TASK TO COMPLETE
Word for word, restate the data that follows, omitting the images.

RECORDS PROVIDED

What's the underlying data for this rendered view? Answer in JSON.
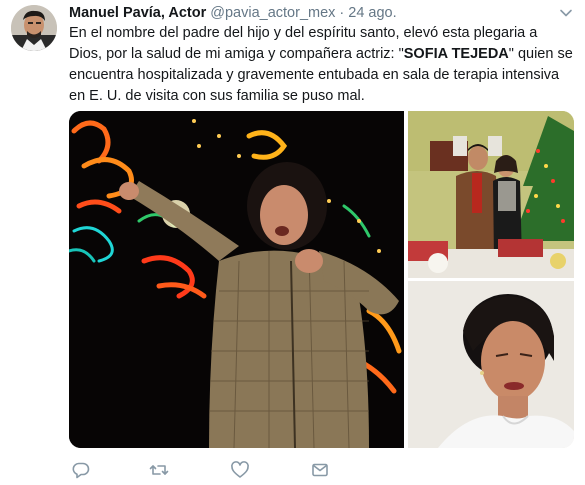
{
  "tweet": {
    "author_name": "Manuel Pavía, Actor",
    "handle": "@pavia_actor_mex",
    "separator": "·",
    "timestamp": "24 ago.",
    "text_before": "En el nombre del padre del hijo y del espíritu santo, elevó esta plegaria a Dios, por la salud de mi amiga y compañera actriz: \"",
    "text_highlight": "SOFIA TEJEDA",
    "text_after": "\" quien se encuentra hospitalizada y gravemente entubada en sala de terapia intensiva en E. U. de visita con sus familia se puso mal."
  },
  "icons": {
    "menu": "chevron-down-icon",
    "reply": "reply-icon",
    "retweet": "retweet-icon",
    "like": "heart-icon",
    "message": "envelope-icon"
  },
  "colors": {
    "text": "#14171a",
    "secondary": "#657786",
    "icon": "#8899a6"
  }
}
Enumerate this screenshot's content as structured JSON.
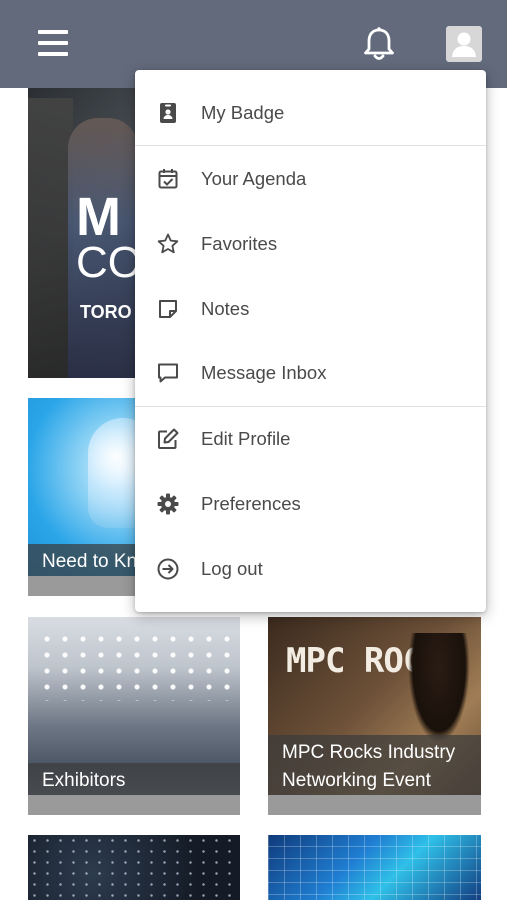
{
  "header": {
    "menu_icon": "hamburger-icon",
    "notifications_icon": "bell-icon",
    "profile_icon": "user-avatar-icon",
    "background_color": "#626a7c"
  },
  "tiles": {
    "hero": {
      "text_line1": "M",
      "text_line2": "CO",
      "text_line3": "TORO"
    },
    "need_to_know": {
      "caption": "Need to Know"
    },
    "exhibitors": {
      "caption": "Exhibitors"
    },
    "mpc_rocks": {
      "image_text": "MPC ROCKS",
      "caption": "MPC Rocks Industry Networking Event"
    }
  },
  "menu": {
    "items": [
      {
        "label": "My Badge",
        "icon": "badge-icon"
      },
      {
        "label": "Your Agenda",
        "icon": "calendar-check-icon"
      },
      {
        "label": "Favorites",
        "icon": "star-icon"
      },
      {
        "label": "Notes",
        "icon": "note-icon"
      },
      {
        "label": "Message Inbox",
        "icon": "message-icon"
      },
      {
        "label": "Edit Profile",
        "icon": "edit-icon"
      },
      {
        "label": "Preferences",
        "icon": "gear-icon"
      },
      {
        "label": "Log out",
        "icon": "logout-icon"
      }
    ]
  }
}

RESPONSE TO THIS EXERCISE
What's the underlying data for this rendered view? Answer in JSON.
{
  "tweet": {
    "author_name": "Manuel Pavía, Actor",
    "handle": "@pavia_actor_mex",
    "separator": "·",
    "timestamp": "24 ago.",
    "text_before": "En el nombre del padre del hijo y del espíritu santo, elevó esta plegaria a Dios, por la salud de mi amiga y compañera actriz: \"",
    "text_highlight": "SOFIA TEJEDA",
    "text_after": "\" quien se encuentra hospitalizada y gravemente entubada en sala de terapia intensiva en E. U. de visita con sus familia se puso mal."
  },
  "icons": {
    "menu": "chevron-down-icon",
    "reply": "reply-icon",
    "retweet": "retweet-icon",
    "like": "heart-icon",
    "message": "envelope-icon"
  },
  "colors": {
    "text": "#14171a",
    "secondary": "#657786",
    "icon": "#8899a6"
  }
}
Enumerate this screenshot's content as structured JSON.
{
  "header": {
    "menu_icon": "hamburger-icon",
    "notifications_icon": "bell-icon",
    "profile_icon": "user-avatar-icon",
    "background_color": "#626a7c"
  },
  "tiles": {
    "hero": {
      "text_line1": "M",
      "text_line2": "CO",
      "text_line3": "TORO"
    },
    "need_to_know": {
      "caption": "Need to Know"
    },
    "exhibitors": {
      "caption": "Exhibitors"
    },
    "mpc_rocks": {
      "image_text": "MPC ROCKS",
      "caption": "MPC Rocks Industry Networking Event"
    }
  },
  "menu": {
    "items": [
      {
        "label": "My Badge",
        "icon": "badge-icon"
      },
      {
        "label": "Your Agenda",
        "icon": "calendar-check-icon"
      },
      {
        "label": "Favorites",
        "icon": "star-icon"
      },
      {
        "label": "Notes",
        "icon": "note-icon"
      },
      {
        "label": "Message Inbox",
        "icon": "message-icon"
      },
      {
        "label": "Edit Profile",
        "icon": "edit-icon"
      },
      {
        "label": "Preferences",
        "icon": "gear-icon"
      },
      {
        "label": "Log out",
        "icon": "logout-icon"
      }
    ]
  }
}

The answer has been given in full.